The All Things Fin Reg blog (https://www.morganlewis.com/blogs/finreg) addresses subjects such as Dodd-Frank, regulatory capital, and SEC. “‘First-in-the-Nation’ Cybersecurity Rules in the Pipeline for NY Banks, Insurers, and Financial Services Companies” (Sep. 20, 2016), as the title implies, covers the proposed rules to protect consumer data and financial systems from cyberattacks, which rules were subsequently updated in December 2016 (http://bit.ly/2iBN0Tx). The article also connects to the firm’s lengthy “LawFlash” overview and analysis, as well as the identification of concerns such as the cost of compliance and reasonableness of the short notification requirements. Partner Tim Burke discusses management of the cybersecurity as the “new norm” in a four-minute video (http://bit.ly/2jo3Y4O).
“OCC Issues Outline for Proposed FinTech Charter—Details to Come in 2017” (Dec. 7, 2016) covers an announcement by the Office of the Comptroller of the Currency (OCC) regarding considerations for financial technology companies to become special purpose banks (http://bit.ly/2jLlvUr). The post includes a link to the related OCC paper requesting public comments on the benefits and risks, the establishment of capital and liquidity requirements, and other information that applicants should submit. An October 2016 post, “Regulatory Flood Closes Out Cybersecurity Awareness Month,” summarizes several releases by the OCC, Federal Reserve Board, and Financial Crimes Enforcement Network (FinCEN), among others, with links to the original documents (http://bit.ly/2jogzoM).
The Tech & Sourcing @ Morgan Lewis blog topics include data privacy, outsourcing, and technology. “White House Issues Report on AI, Automation, and the Economy,” published in December 2016, summarizes the Obama administration’s “Artificial Intelligence, Automation, and the Economy,” with a link to the 55-page PDF document (http://bit.ly/2joaxUU). The post describes strategies, such as improving cybersecurity and fraud detection defenses, to minimize negative disruptions of AI and mechanization. Suggestions include performing data analytics to predict cyberattacks and fraudulent transactions, although specific applications or examples are not discussed. The authors provide the encouragement that AI can be an effective tool to defend against incursions.

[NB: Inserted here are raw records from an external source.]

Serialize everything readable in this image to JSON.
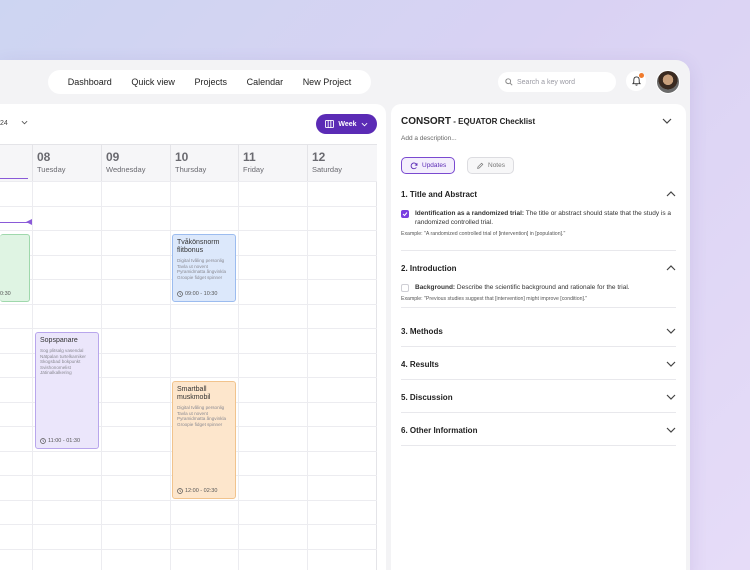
{
  "nav": {
    "items": [
      "Dashboard",
      "Quick view",
      "Projects",
      "Calendar",
      "New Project"
    ],
    "search_placeholder": "Search a key word"
  },
  "calendar": {
    "date_fragment": "24",
    "view_label": "Week",
    "days": [
      {
        "num": "08",
        "name": "Tuesday"
      },
      {
        "num": "09",
        "name": "Wednesday"
      },
      {
        "num": "10",
        "name": "Thursday"
      },
      {
        "num": "11",
        "name": "Friday"
      },
      {
        "num": "12",
        "name": "Saturday"
      }
    ],
    "events": {
      "green_time": "0:30",
      "blue": {
        "title": "Tvåkönsnorm flitbonus",
        "desc": "Digital tvåling personlig\nTavla ut novent\nPyramidmatta ångvinkla\nGroopie fidget spinner",
        "time": "09:00 - 10:30"
      },
      "violet": {
        "title": "Sopspanare",
        "desc": "Sog plitsalg vasendal\nNätpalan turtelkamiker\nSkogsbad bokpunkt\nSvishonomelist\nJätinalkalkering",
        "time": "11:00 - 01:30"
      },
      "orange": {
        "title": "Smartball muskmobil",
        "desc": "Digital tvåling personlig\nTavla ut novent\nPyramidmatta ångvinkla\nGroopie fidget spinner",
        "time": "12:00 - 02:30"
      }
    }
  },
  "checklist": {
    "title_main": "CONSORT",
    "title_sep": " - ",
    "title_sub": "EQUATOR Checklist",
    "description": "Add a description...",
    "tabs": {
      "updates": "Updates",
      "notes": "Notes"
    },
    "sections": [
      {
        "title": "1. Title and Abstract",
        "item_label": "Identification as a randomized trial:",
        "item_text": " The title or abstract should state that the study is a randomized controlled trial.",
        "example": "Example: \"A randomized controlled trial of [intervention] in [population].\""
      },
      {
        "title": "2. Introduction",
        "item_label": "Background:",
        "item_text": " Describe the scientific background and rationale for the trial.",
        "example": "Example: \"Previous studies suggest that [intervention] might improve [condition].\""
      },
      {
        "title": "3. Methods"
      },
      {
        "title": "4. Results"
      },
      {
        "title": "5. Discussion"
      },
      {
        "title": "6. Other Information"
      }
    ]
  },
  "colors": {
    "accent": "#5b2bb5",
    "checkbox": "#7a3ee0"
  }
}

“Be Prepared: How to Respond to a Data Breach” (December 2016) promotes easy access to the Federal Trade Commission’s 16-page “Data Breach Response: A Guide for Business,” which summarizes the recommended actions of securing the organization’s operations, correcting vulnerabilities, and notifying the appropriate parties (http://bit.ly/2iBNXLG). The booklet includes a useful sample notification letter. The post also contains a link to a summary of Morgan Lewis’ Data Breach Checklist, covering six phases of response to a security threat.